A new type of war
“So THIS is where all the good furniture went,” said our battalion commander, popping his head into the brigade admin office on his way to a meeting.
“Wow, nice office,” say several people a day. “A lot of room.”
The comment is made in disdain because most sections are crammed two or three to a desk, while the admin office is spread out over two rooms.
Hey, I’m not admin, I was just told to work out of their office. There is a lot of room in the new office, that’s for damn sure. The brigade admin officer, or, as the Army calls him, the S1, apparently worked some political gerrymandering during the time everybody was on leave, snatching up the best stuff.
That’s typical of him and typical of attitudes in the Army these days. We’re practitioners of Machiavelli’s Un-Golden Rule: Do unto others before they do unto you. We came, saw the stuff, and took it from them before they took it from us.
Well, not “we” per se, and not “them.” We’re “Army Strong” after all (our new Army motto), you know, “one team one fight” and all that crap. Yeah.

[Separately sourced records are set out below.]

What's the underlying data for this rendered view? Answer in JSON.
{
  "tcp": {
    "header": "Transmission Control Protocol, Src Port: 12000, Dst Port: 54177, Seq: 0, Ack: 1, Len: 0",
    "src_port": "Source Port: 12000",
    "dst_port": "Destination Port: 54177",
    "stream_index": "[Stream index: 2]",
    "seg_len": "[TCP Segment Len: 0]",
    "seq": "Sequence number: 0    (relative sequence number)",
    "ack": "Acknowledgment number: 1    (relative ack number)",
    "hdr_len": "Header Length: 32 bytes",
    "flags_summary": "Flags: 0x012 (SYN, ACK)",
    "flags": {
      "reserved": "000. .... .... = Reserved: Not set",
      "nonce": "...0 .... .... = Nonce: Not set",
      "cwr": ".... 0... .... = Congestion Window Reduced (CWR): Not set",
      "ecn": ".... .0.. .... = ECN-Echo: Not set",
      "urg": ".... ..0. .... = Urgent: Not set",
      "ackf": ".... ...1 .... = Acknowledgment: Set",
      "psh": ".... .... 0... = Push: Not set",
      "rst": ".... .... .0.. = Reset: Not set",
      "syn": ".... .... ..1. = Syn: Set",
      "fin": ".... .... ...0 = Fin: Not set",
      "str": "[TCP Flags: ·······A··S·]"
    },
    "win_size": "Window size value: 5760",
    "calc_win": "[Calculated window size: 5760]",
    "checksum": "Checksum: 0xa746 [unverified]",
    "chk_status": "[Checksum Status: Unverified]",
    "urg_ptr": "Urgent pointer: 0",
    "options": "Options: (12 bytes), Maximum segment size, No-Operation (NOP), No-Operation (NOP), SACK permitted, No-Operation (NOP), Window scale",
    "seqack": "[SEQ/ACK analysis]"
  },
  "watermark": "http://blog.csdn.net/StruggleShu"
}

Be all that as it may, we’re locked in to a new struggle now that we’re back from war: a war of make believe. We don’t have enemies to kill or bombs to dodge, but we can show everyone how hardcore we are by the svelteness of our PowerPoints, among other things.
“I want you all to start calling ‘at ease’ whenever any sergeants major or lieutenant colonels come in,” our major said. “We’ll show them how disciplined we are.”
Calling the room to “at ease” (that is, standing up, placing your feet a shoulder’s width apart and clasping your hands behind your back to wait for instructions from the entering person) is courtesy, but usually very impractical in a brigade setting, where we have a dozen sergeants major and light colonels stepping in and out every few minutes.
Still, we have to show “them” how disciplined “we” are.
“Don’t get attached to your chairs or desk, the CIC (command information center) is getting priority on all furniture,” the major said today. In Iraq, the CIC is the heart of the goings on of the unit. Typically they get all the nice stuff since the higher-ups spend all of their “back when I was fighting the war” time there. You have to make it as cutting-edge and plush as possible.
But when there are no radios to monitor or convoys to track, why are we setting up a CIC in the states?
Apparently that’s just the beginning, they’ve ordered all manner of projectors and screens to emulate the setup we had in Iraq with telemetry and data streams filling the CIC sky like the starry heavens.
“They really need to let it go,” said a former drill sergeant colleague of mine. Agreed.
“Salmons, we need your help,” came a call in mid-morning–the third such call in the prior two days. While at first I thought it might include a dangling participle or misplaced modifier, actually it was just to help move a desk into the office.
“We’re getting a civilian safety guy in here and he needs a desk,” said one of the admin staff sergeants…one of nine soldiers who now made up the section, now that all the formerly-pregnant and broken soldiers have rejoined the family.
“What happened to all the desks that the major said we didn’t need and had us take out?” I asked, rhetorically.
“Well we need another one.”
We moved three desks in and back out over the course of those two days. None were ever good enough, as per the major. One didn’t match; one “was a table, not a desk” as it didn’t have built-in drawers; and the third was something else that I wasn’t privy to. I just remember lifting heavy particle board to and from the various parking lots and buildings of our unit footprint.
The safety guy came through today. “Don’t you guys have a cubicle I could use?” he asked the admin master sergeant. “No sir, it’s just an open room for all of us.”
“I’d actually like THAT area,” he said, motioning to me at my desk. Guess I’m on the chopping block.
But I’m confused. The command should really put out a rules of engagement for this new type of fight. Is this civilian guy “them”? He’s working with “us” which would make me think he’s part of the team, but he’s acting aggressively toward “us,” right? And he gets to wear blue jeans every day. And all he does is tell people to wear their seat belts and read driving fatality statistics from the Department of Transportation. And he’s a G12!
I’m making the call, he’s one of “them.”
I’ll list it in the PowerPoint we have to start presenting to the command in the new meetings that they’re scheduling. Command and Staffs, Morning Stand-Ups…they’re all going to start up again. Hours of my life sacrificed on the alter of freedom. Hours of my life I can’t spend with my future grandchildren. “Sorry little Johnny, Grandpa has to go hang with Jesus, if only I had those few days of my life back, I’d be able to tell you how much I lo–…”
All there is to talk about at the meetings is how we don’t have any soldiers to command, any dining facilities to run, or any motor pools to manage. Heck, I get five or six people a day stopping by my desk saying how they’re bored out of their minds with no job to do.
I’ve entered a new chapter. It’s Office Space meets the DMV, and I am one day closer to death.